* Exercise brief
Take each line of the data that contains the string "contrarios" and copy it.

Excerpted records START

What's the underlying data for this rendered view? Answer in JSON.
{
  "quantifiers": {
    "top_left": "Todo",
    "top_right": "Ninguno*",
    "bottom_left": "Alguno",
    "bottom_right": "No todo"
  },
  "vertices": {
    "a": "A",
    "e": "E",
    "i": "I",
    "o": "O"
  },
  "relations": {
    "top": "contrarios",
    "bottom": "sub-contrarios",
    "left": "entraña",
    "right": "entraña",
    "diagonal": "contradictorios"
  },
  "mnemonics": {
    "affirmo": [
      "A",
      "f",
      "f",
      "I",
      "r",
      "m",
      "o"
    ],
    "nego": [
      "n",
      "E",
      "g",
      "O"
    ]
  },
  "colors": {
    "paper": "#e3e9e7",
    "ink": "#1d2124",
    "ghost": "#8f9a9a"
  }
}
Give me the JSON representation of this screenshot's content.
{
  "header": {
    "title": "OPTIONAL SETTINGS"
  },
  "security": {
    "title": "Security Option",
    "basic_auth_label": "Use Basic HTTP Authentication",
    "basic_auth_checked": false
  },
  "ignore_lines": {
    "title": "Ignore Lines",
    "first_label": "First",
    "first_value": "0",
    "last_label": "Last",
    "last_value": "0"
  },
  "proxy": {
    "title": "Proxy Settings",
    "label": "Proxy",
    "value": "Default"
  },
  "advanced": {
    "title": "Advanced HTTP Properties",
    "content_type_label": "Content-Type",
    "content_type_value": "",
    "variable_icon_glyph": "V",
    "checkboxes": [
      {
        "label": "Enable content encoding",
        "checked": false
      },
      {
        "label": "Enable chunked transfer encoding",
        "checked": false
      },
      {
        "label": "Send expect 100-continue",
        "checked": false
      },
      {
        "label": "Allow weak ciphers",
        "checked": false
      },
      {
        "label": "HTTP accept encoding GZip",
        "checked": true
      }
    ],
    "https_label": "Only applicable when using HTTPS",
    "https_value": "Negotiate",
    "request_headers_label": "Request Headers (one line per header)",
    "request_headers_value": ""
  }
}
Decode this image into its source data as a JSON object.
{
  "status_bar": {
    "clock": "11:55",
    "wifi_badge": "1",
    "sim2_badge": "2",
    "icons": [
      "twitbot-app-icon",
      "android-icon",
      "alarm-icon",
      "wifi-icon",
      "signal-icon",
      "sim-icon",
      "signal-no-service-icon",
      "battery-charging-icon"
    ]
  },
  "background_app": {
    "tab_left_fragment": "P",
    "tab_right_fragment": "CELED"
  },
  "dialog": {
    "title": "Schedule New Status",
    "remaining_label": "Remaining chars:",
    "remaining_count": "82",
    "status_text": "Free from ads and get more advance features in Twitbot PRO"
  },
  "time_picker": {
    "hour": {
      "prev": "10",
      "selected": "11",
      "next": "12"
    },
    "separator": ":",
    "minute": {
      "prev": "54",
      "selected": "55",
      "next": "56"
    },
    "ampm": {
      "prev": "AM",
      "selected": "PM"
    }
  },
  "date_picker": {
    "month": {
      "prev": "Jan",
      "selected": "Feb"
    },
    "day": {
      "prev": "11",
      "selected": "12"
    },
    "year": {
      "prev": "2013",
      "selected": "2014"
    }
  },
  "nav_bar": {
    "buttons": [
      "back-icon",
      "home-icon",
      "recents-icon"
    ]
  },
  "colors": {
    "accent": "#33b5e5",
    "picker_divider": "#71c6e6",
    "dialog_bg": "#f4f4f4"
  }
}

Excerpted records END

* Worked solution
    "top": "contrarios",
    "bottom": "sub-contrarios",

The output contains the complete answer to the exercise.